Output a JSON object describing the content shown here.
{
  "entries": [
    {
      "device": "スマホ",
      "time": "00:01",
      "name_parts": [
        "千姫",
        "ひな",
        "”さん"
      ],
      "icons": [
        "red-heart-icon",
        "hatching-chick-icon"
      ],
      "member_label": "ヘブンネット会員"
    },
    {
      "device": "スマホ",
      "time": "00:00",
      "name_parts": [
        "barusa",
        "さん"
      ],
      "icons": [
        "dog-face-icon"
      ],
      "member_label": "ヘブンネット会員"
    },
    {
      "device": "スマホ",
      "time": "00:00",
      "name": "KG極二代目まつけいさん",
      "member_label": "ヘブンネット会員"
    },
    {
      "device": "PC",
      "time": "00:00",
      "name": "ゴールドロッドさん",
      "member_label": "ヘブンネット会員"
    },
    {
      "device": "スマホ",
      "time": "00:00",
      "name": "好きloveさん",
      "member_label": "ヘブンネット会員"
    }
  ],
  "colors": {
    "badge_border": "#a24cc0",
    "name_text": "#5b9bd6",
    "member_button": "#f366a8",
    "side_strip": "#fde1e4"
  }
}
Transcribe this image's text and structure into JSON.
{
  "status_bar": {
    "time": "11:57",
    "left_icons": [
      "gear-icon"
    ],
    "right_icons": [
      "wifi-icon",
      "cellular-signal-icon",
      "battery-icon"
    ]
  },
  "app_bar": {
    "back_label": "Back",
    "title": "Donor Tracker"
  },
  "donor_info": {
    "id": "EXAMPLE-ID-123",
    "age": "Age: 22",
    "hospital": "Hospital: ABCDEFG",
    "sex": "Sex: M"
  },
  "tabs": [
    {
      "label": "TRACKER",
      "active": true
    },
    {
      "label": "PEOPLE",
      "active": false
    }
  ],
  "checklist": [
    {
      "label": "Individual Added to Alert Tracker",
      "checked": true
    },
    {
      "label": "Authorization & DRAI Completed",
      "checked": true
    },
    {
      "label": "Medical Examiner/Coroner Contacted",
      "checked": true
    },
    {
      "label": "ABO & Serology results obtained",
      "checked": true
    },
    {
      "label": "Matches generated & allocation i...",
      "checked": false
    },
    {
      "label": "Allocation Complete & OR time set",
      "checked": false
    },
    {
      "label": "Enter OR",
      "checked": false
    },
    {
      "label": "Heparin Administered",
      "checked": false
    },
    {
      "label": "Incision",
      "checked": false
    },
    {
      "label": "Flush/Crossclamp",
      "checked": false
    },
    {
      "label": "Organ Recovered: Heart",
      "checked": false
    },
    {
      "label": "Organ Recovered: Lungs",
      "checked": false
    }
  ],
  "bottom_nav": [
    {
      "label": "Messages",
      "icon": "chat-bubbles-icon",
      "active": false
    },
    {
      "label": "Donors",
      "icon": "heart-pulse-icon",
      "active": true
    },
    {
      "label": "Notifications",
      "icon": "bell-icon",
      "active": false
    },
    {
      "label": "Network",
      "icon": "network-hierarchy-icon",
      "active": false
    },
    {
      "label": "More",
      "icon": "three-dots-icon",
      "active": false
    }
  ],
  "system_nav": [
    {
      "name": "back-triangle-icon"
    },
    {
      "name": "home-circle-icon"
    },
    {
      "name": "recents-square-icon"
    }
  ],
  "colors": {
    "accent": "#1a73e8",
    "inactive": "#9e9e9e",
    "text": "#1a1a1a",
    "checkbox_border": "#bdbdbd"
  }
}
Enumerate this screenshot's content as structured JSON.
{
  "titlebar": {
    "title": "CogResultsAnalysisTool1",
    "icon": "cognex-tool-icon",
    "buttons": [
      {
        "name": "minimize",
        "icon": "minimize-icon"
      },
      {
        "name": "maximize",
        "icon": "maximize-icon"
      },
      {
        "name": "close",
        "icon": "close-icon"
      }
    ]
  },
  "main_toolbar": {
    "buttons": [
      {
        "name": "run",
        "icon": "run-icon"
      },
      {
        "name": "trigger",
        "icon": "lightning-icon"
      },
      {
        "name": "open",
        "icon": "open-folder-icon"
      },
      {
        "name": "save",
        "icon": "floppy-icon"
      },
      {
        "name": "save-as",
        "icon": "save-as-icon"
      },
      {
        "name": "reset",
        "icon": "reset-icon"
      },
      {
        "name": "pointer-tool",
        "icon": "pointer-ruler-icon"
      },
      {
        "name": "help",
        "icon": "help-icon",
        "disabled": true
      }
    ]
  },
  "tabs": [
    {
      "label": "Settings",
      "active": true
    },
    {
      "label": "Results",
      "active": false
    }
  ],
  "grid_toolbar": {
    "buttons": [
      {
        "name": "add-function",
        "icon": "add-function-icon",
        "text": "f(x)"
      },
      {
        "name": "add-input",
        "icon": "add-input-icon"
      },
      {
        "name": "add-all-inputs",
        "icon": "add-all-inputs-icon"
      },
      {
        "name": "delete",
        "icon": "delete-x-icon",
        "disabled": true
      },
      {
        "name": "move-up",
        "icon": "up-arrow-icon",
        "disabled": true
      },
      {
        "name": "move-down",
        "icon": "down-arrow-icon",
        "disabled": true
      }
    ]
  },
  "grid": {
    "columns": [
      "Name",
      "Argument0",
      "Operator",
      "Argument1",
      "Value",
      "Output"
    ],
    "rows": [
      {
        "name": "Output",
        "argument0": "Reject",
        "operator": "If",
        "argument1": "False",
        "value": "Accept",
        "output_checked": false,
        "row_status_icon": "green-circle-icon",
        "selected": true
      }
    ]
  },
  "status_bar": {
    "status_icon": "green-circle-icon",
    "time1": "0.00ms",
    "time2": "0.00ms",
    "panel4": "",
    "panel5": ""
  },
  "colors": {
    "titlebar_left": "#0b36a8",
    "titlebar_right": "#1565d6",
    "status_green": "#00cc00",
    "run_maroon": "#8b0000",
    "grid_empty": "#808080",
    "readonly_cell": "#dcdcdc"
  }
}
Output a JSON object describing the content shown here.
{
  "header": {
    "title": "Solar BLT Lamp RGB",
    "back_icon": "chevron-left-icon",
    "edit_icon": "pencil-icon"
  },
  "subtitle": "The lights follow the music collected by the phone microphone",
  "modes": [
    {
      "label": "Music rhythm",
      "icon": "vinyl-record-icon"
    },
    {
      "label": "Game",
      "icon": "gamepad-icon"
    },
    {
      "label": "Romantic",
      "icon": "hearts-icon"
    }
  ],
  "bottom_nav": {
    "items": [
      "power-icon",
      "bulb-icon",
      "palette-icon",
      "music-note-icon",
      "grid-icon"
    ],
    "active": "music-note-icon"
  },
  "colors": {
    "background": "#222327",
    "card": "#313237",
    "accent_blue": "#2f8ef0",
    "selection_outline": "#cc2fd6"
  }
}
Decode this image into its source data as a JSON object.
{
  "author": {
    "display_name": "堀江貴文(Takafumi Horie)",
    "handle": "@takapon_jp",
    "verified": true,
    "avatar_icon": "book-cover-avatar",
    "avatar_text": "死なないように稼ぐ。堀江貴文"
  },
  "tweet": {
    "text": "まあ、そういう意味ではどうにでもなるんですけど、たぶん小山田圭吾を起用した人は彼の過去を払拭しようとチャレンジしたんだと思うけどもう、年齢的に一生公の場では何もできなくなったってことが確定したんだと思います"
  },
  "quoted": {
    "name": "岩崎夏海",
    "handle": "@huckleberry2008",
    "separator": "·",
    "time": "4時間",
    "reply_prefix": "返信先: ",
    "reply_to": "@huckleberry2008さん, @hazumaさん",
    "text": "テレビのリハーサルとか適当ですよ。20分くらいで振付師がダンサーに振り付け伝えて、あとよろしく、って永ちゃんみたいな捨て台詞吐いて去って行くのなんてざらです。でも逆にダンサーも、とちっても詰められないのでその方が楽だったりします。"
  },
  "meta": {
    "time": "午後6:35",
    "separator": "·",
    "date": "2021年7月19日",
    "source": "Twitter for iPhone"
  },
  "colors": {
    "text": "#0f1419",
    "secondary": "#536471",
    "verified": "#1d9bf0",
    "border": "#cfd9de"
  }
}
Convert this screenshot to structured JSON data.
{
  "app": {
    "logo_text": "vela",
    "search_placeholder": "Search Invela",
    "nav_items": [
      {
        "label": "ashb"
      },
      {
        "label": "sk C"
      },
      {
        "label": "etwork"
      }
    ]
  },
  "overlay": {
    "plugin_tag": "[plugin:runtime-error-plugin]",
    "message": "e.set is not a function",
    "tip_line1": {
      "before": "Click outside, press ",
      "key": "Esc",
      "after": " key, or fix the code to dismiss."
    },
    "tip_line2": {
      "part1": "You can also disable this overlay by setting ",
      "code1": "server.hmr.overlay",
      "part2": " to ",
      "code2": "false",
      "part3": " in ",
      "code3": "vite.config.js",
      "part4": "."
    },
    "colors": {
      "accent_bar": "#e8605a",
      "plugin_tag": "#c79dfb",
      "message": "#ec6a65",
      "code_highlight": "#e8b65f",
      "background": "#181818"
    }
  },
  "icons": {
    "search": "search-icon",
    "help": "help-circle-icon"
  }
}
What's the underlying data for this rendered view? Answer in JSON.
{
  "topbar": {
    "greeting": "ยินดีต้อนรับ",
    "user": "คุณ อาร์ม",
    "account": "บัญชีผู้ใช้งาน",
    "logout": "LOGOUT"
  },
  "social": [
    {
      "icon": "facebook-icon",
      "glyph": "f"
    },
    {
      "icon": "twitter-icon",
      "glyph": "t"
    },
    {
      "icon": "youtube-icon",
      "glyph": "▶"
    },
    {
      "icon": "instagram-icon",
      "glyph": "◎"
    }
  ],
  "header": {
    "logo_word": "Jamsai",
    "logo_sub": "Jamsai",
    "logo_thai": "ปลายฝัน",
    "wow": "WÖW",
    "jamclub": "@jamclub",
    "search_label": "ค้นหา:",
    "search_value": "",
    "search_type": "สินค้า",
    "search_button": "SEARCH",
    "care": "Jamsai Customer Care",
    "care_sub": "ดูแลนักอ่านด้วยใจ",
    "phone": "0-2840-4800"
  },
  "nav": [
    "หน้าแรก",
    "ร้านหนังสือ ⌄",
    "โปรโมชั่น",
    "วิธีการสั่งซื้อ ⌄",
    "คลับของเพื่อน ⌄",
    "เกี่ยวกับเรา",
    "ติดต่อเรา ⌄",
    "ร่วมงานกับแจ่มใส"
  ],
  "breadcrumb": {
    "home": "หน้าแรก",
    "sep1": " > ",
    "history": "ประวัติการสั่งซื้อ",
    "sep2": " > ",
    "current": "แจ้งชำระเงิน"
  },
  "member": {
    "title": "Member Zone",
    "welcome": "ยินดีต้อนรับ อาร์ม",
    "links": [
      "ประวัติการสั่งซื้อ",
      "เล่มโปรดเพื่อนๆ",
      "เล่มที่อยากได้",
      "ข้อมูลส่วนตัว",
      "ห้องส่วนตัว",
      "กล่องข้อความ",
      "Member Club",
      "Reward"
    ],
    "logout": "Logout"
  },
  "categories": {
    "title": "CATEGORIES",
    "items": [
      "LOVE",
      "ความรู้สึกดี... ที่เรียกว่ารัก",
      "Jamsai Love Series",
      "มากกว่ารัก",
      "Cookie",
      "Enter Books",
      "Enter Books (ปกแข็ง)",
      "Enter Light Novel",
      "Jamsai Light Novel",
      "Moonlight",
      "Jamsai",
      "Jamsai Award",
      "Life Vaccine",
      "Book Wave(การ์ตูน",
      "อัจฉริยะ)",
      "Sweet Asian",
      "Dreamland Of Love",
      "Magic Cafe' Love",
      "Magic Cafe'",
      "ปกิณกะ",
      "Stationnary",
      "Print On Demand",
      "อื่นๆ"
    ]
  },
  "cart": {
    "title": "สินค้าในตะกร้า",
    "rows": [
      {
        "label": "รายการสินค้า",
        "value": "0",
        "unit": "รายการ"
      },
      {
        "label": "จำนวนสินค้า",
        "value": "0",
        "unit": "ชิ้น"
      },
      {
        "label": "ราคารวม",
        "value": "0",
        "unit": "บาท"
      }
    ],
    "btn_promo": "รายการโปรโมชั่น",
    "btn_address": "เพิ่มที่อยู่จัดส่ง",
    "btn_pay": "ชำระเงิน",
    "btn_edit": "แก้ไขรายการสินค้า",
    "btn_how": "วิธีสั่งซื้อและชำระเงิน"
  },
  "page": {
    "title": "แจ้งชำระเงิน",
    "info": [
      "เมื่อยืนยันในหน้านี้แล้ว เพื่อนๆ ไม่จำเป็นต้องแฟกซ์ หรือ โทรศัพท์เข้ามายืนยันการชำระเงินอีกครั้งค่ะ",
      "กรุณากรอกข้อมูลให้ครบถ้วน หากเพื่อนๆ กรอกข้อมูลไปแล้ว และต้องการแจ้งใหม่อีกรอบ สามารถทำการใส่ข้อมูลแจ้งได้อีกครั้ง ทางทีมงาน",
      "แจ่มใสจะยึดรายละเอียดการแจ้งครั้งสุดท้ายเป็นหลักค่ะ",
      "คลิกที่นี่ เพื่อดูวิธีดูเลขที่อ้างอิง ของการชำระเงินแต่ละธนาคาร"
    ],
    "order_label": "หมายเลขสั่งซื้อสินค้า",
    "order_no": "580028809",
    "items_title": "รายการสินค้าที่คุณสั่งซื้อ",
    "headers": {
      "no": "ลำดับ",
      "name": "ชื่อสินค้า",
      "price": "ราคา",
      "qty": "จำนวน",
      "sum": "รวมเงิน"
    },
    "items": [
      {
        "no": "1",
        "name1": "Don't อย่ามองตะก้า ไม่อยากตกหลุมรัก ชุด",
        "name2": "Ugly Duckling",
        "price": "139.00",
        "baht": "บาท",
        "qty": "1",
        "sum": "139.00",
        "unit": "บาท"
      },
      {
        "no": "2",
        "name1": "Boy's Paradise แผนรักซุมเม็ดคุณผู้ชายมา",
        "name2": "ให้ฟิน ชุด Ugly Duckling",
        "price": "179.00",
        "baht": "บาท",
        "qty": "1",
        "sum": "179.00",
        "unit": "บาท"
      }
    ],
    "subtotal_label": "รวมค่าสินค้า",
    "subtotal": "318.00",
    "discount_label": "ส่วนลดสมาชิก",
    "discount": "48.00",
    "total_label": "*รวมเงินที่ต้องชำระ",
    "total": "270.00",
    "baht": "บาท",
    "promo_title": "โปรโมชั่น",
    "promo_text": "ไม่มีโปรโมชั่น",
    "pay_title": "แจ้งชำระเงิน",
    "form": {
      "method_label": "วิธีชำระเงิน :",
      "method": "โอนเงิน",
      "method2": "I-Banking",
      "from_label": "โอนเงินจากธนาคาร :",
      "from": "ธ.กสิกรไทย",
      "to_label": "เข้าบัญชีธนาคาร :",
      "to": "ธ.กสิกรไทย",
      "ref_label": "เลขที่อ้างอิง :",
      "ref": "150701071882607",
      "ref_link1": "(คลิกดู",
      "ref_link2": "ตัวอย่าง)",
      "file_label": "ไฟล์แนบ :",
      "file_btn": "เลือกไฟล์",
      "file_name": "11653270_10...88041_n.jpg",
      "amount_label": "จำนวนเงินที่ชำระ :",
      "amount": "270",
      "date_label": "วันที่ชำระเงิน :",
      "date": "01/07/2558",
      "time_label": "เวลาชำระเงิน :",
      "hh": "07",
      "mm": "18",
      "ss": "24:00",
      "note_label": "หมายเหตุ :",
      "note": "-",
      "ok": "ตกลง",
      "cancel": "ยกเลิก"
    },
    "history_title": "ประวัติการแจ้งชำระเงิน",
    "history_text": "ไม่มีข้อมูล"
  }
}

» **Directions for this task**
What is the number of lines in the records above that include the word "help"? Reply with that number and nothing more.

» **Response below**
3